Dataset rows describing interfaces
=-=-=
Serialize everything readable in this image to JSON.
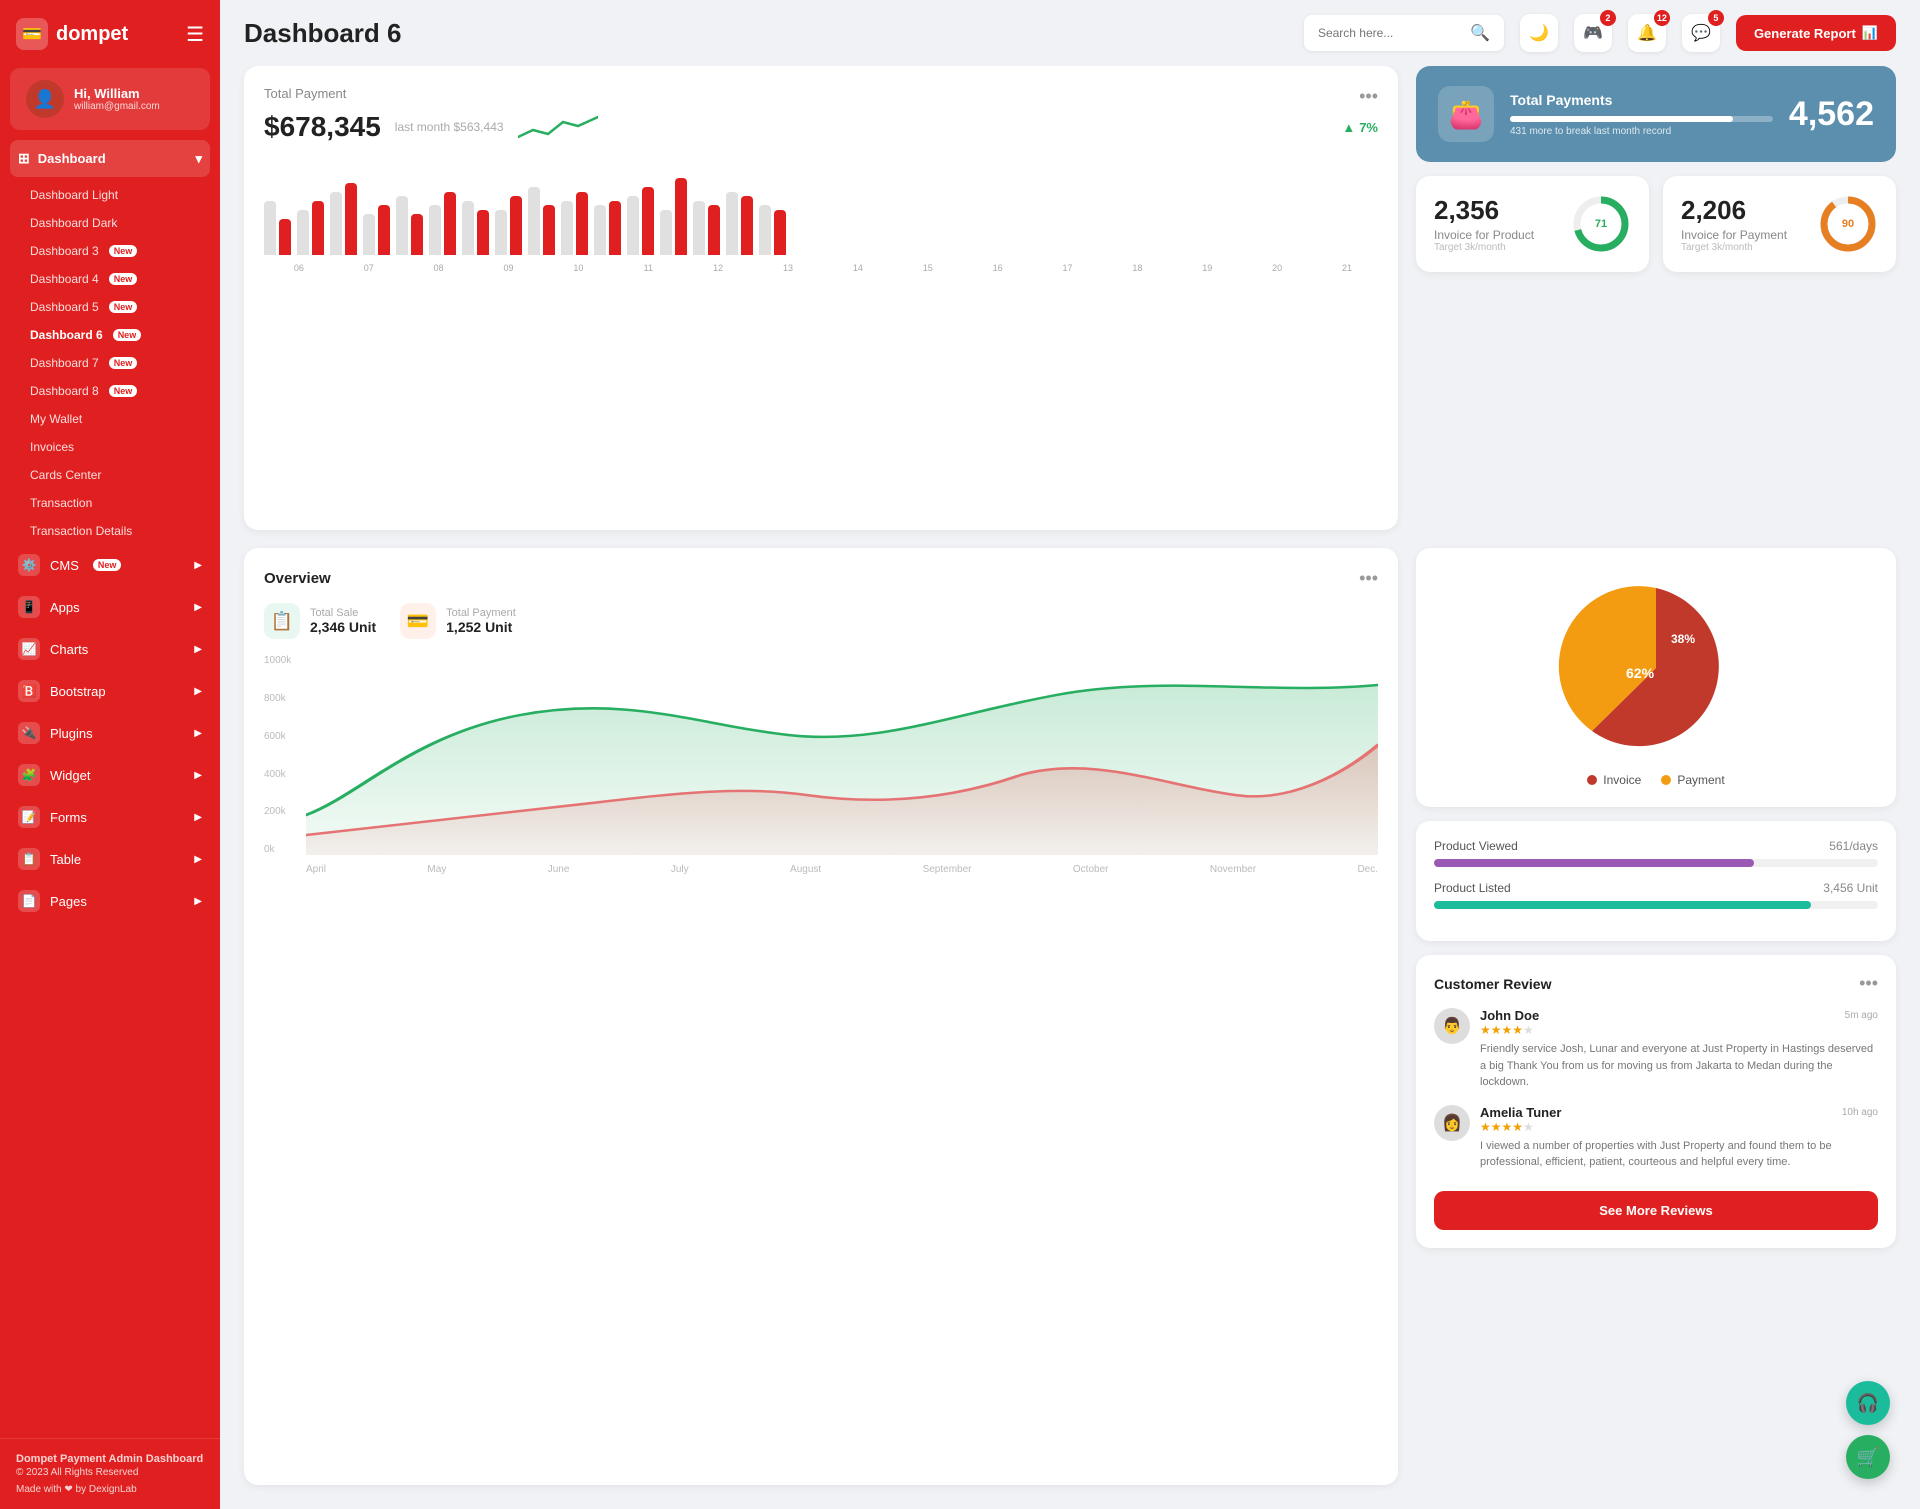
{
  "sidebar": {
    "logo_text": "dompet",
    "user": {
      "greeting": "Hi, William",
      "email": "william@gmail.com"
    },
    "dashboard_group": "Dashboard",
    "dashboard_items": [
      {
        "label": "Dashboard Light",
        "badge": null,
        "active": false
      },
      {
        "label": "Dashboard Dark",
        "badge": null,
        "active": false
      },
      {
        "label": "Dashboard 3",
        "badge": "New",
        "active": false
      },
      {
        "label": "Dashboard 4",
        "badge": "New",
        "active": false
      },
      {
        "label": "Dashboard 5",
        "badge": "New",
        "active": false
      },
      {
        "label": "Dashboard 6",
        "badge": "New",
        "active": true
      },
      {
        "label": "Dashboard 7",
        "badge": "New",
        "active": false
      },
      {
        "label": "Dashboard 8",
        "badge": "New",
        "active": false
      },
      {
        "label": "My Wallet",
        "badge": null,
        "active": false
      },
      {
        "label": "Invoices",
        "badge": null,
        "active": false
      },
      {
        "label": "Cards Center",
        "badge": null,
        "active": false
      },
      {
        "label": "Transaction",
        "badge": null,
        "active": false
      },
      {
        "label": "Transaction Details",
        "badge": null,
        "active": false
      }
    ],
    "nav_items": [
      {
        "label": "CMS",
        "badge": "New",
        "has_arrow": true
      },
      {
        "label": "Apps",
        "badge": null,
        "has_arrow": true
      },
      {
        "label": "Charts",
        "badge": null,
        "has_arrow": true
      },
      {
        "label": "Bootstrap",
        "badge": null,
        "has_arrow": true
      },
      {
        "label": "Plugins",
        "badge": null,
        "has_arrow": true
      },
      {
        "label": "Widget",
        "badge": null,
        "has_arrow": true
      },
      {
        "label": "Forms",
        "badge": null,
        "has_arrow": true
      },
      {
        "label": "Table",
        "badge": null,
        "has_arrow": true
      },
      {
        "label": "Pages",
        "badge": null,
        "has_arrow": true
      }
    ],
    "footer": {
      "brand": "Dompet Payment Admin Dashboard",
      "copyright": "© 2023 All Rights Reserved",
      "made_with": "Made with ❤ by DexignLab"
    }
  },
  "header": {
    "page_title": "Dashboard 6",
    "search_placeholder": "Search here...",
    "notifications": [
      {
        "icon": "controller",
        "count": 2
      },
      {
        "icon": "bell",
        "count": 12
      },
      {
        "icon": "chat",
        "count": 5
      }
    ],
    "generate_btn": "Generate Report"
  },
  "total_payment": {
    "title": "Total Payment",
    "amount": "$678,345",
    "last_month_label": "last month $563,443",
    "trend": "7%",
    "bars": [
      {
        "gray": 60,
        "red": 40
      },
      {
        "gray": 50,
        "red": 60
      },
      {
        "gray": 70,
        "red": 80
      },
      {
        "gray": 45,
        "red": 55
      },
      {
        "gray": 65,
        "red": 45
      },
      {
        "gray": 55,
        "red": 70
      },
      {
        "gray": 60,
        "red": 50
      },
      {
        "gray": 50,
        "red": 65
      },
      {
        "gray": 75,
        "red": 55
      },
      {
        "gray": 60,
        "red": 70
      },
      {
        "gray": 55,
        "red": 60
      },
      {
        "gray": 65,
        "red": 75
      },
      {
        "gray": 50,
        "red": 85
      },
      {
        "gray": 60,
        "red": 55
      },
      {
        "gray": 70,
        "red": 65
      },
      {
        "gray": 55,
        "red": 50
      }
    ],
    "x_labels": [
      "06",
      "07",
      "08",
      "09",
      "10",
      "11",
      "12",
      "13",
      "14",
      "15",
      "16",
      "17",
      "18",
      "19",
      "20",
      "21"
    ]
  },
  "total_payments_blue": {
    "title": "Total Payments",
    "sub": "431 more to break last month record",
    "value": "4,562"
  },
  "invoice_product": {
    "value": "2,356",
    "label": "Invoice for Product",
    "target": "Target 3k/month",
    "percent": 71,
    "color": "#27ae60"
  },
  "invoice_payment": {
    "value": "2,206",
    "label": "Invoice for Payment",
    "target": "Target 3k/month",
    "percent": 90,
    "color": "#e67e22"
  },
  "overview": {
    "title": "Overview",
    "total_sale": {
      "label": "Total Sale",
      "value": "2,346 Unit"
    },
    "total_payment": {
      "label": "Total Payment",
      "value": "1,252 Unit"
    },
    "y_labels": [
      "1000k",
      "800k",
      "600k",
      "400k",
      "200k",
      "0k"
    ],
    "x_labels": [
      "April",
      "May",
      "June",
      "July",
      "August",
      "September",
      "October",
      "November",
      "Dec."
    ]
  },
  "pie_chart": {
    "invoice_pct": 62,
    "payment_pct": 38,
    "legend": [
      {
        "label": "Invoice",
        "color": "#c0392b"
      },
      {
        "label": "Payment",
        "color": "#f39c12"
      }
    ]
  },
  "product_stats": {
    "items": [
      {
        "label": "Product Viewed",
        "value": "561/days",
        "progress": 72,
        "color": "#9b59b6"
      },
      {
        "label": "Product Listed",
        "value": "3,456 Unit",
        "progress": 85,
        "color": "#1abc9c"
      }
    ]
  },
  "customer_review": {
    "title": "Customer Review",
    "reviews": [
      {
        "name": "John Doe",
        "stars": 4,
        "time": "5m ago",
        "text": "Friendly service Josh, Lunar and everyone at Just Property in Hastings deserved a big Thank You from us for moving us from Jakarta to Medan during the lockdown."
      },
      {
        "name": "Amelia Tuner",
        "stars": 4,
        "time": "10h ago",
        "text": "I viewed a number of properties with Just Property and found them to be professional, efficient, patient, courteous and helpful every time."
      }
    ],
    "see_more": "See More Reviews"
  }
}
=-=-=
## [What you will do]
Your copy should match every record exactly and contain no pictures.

## [Solution to the problem]
Serialize everything readable in this image to JSON.
{
  "sidebar": {
    "logo_text": "dompet",
    "user": {
      "greeting": "Hi, William",
      "email": "william@gmail.com"
    },
    "dashboard_group": "Dashboard",
    "dashboard_items": [
      {
        "label": "Dashboard Light",
        "badge": null,
        "active": false
      },
      {
        "label": "Dashboard Dark",
        "badge": null,
        "active": false
      },
      {
        "label": "Dashboard 3",
        "badge": "New",
        "active": false
      },
      {
        "label": "Dashboard 4",
        "badge": "New",
        "active": false
      },
      {
        "label": "Dashboard 5",
        "badge": "New",
        "active": false
      },
      {
        "label": "Dashboard 6",
        "badge": "New",
        "active": true
      },
      {
        "label": "Dashboard 7",
        "badge": "New",
        "active": false
      },
      {
        "label": "Dashboard 8",
        "badge": "New",
        "active": false
      },
      {
        "label": "My Wallet",
        "badge": null,
        "active": false
      },
      {
        "label": "Invoices",
        "badge": null,
        "active": false
      },
      {
        "label": "Cards Center",
        "badge": null,
        "active": false
      },
      {
        "label": "Transaction",
        "badge": null,
        "active": false
      },
      {
        "label": "Transaction Details",
        "badge": null,
        "active": false
      }
    ],
    "nav_items": [
      {
        "label": "CMS",
        "badge": "New",
        "has_arrow": true
      },
      {
        "label": "Apps",
        "badge": null,
        "has_arrow": true
      },
      {
        "label": "Charts",
        "badge": null,
        "has_arrow": true
      },
      {
        "label": "Bootstrap",
        "badge": null,
        "has_arrow": true
      },
      {
        "label": "Plugins",
        "badge": null,
        "has_arrow": true
      },
      {
        "label": "Widget",
        "badge": null,
        "has_arrow": true
      },
      {
        "label": "Forms",
        "badge": null,
        "has_arrow": true
      },
      {
        "label": "Table",
        "badge": null,
        "has_arrow": true
      },
      {
        "label": "Pages",
        "badge": null,
        "has_arrow": true
      }
    ],
    "footer": {
      "brand": "Dompet Payment Admin Dashboard",
      "copyright": "© 2023 All Rights Reserved",
      "made_with": "Made with ❤ by DexignLab"
    }
  },
  "header": {
    "page_title": "Dashboard 6",
    "search_placeholder": "Search here...",
    "notifications": [
      {
        "icon": "controller",
        "count": 2
      },
      {
        "icon": "bell",
        "count": 12
      },
      {
        "icon": "chat",
        "count": 5
      }
    ],
    "generate_btn": "Generate Report"
  },
  "total_payment": {
    "title": "Total Payment",
    "amount": "$678,345",
    "last_month_label": "last month $563,443",
    "trend": "7%",
    "bars": [
      {
        "gray": 60,
        "red": 40
      },
      {
        "gray": 50,
        "red": 60
      },
      {
        "gray": 70,
        "red": 80
      },
      {
        "gray": 45,
        "red": 55
      },
      {
        "gray": 65,
        "red": 45
      },
      {
        "gray": 55,
        "red": 70
      },
      {
        "gray": 60,
        "red": 50
      },
      {
        "gray": 50,
        "red": 65
      },
      {
        "gray": 75,
        "red": 55
      },
      {
        "gray": 60,
        "red": 70
      },
      {
        "gray": 55,
        "red": 60
      },
      {
        "gray": 65,
        "red": 75
      },
      {
        "gray": 50,
        "red": 85
      },
      {
        "gray": 60,
        "red": 55
      },
      {
        "gray": 70,
        "red": 65
      },
      {
        "gray": 55,
        "red": 50
      }
    ],
    "x_labels": [
      "06",
      "07",
      "08",
      "09",
      "10",
      "11",
      "12",
      "13",
      "14",
      "15",
      "16",
      "17",
      "18",
      "19",
      "20",
      "21"
    ]
  },
  "total_payments_blue": {
    "title": "Total Payments",
    "sub": "431 more to break last month record",
    "value": "4,562"
  },
  "invoice_product": {
    "value": "2,356",
    "label": "Invoice for Product",
    "target": "Target 3k/month",
    "percent": 71,
    "color": "#27ae60"
  },
  "invoice_payment": {
    "value": "2,206",
    "label": "Invoice for Payment",
    "target": "Target 3k/month",
    "percent": 90,
    "color": "#e67e22"
  },
  "overview": {
    "title": "Overview",
    "total_sale": {
      "label": "Total Sale",
      "value": "2,346 Unit"
    },
    "total_payment": {
      "label": "Total Payment",
      "value": "1,252 Unit"
    },
    "y_labels": [
      "1000k",
      "800k",
      "600k",
      "400k",
      "200k",
      "0k"
    ],
    "x_labels": [
      "April",
      "May",
      "June",
      "July",
      "August",
      "September",
      "October",
      "November",
      "Dec."
    ]
  },
  "pie_chart": {
    "invoice_pct": 62,
    "payment_pct": 38,
    "legend": [
      {
        "label": "Invoice",
        "color": "#c0392b"
      },
      {
        "label": "Payment",
        "color": "#f39c12"
      }
    ]
  },
  "product_stats": {
    "items": [
      {
        "label": "Product Viewed",
        "value": "561/days",
        "progress": 72,
        "color": "#9b59b6"
      },
      {
        "label": "Product Listed",
        "value": "3,456 Unit",
        "progress": 85,
        "color": "#1abc9c"
      }
    ]
  },
  "customer_review": {
    "title": "Customer Review",
    "reviews": [
      {
        "name": "John Doe",
        "stars": 4,
        "time": "5m ago",
        "text": "Friendly service Josh, Lunar and everyone at Just Property in Hastings deserved a big Thank You from us for moving us from Jakarta to Medan during the lockdown."
      },
      {
        "name": "Amelia Tuner",
        "stars": 4,
        "time": "10h ago",
        "text": "I viewed a number of properties with Just Property and found them to be professional, efficient, patient, courteous and helpful every time."
      }
    ],
    "see_more": "See More Reviews"
  }
}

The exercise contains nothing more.